(Dataset entries)
----

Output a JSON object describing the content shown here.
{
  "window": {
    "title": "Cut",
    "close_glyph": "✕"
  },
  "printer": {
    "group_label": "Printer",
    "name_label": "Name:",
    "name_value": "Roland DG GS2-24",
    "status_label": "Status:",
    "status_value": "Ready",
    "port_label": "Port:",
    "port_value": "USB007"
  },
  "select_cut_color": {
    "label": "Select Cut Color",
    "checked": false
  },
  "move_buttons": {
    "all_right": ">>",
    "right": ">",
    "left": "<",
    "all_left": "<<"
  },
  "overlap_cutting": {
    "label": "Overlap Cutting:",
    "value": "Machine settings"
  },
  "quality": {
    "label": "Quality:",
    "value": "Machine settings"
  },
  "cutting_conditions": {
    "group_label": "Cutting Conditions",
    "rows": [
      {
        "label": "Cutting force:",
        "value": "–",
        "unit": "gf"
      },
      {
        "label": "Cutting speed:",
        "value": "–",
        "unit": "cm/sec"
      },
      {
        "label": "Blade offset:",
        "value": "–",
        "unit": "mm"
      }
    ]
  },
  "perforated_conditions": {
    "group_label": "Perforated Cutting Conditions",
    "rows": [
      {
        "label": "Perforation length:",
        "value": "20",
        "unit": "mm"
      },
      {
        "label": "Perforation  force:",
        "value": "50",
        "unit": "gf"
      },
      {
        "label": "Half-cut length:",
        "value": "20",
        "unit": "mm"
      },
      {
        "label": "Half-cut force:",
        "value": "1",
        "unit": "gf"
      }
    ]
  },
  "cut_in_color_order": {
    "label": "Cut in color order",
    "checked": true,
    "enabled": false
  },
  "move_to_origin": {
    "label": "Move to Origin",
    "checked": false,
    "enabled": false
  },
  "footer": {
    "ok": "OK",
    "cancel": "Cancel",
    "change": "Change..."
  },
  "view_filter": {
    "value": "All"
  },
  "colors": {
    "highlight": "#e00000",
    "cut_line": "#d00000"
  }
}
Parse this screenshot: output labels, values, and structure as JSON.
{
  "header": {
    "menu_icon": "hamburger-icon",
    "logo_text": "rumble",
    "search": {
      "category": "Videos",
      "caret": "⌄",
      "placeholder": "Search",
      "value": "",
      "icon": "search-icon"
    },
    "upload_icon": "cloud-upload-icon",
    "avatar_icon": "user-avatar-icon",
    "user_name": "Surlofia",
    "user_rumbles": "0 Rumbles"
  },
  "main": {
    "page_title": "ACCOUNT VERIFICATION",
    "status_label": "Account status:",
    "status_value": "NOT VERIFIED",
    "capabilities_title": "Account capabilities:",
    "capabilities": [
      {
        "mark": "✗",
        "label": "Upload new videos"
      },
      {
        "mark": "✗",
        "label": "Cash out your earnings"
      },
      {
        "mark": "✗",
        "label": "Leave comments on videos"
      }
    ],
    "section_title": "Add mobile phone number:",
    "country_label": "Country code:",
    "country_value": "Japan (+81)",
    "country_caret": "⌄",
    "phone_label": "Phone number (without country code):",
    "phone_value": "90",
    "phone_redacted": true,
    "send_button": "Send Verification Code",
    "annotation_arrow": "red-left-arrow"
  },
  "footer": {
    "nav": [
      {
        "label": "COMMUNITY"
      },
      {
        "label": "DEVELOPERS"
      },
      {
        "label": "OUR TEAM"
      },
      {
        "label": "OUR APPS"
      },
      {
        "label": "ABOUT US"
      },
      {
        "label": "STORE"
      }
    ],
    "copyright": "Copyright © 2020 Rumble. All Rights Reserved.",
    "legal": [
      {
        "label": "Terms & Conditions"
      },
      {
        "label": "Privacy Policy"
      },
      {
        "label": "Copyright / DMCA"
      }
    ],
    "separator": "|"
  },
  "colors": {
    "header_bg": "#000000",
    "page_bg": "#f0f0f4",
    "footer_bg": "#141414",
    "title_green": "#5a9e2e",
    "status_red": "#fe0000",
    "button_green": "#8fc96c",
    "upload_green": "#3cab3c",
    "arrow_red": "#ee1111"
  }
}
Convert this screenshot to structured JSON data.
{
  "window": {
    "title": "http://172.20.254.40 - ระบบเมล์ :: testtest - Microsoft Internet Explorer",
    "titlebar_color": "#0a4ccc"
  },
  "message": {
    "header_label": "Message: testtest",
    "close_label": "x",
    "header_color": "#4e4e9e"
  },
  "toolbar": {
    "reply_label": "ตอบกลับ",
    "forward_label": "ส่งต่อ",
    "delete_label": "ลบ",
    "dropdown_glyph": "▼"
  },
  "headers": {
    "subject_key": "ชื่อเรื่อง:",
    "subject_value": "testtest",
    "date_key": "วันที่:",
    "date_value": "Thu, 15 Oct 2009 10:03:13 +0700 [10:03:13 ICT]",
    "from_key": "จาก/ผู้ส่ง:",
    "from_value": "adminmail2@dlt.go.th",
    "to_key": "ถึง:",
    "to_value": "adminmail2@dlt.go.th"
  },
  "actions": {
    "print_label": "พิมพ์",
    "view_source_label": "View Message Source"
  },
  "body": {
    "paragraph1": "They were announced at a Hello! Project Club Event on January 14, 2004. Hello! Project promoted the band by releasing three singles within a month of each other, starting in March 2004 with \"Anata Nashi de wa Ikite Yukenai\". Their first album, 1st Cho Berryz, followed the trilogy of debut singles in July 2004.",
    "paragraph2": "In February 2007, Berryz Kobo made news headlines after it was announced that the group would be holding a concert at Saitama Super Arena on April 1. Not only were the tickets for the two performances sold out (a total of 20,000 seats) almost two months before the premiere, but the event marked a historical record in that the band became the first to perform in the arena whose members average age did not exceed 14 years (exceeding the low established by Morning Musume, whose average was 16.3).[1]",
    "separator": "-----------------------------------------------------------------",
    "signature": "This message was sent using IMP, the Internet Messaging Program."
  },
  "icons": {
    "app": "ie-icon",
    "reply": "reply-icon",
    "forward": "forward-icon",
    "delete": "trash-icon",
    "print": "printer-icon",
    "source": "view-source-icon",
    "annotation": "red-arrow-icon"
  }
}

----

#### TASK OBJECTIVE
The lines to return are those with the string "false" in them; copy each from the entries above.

#### RESPONSE TO THE EXERCISE
    "checked": false
    "enabled": false
    "checked": false,
    "enabled": false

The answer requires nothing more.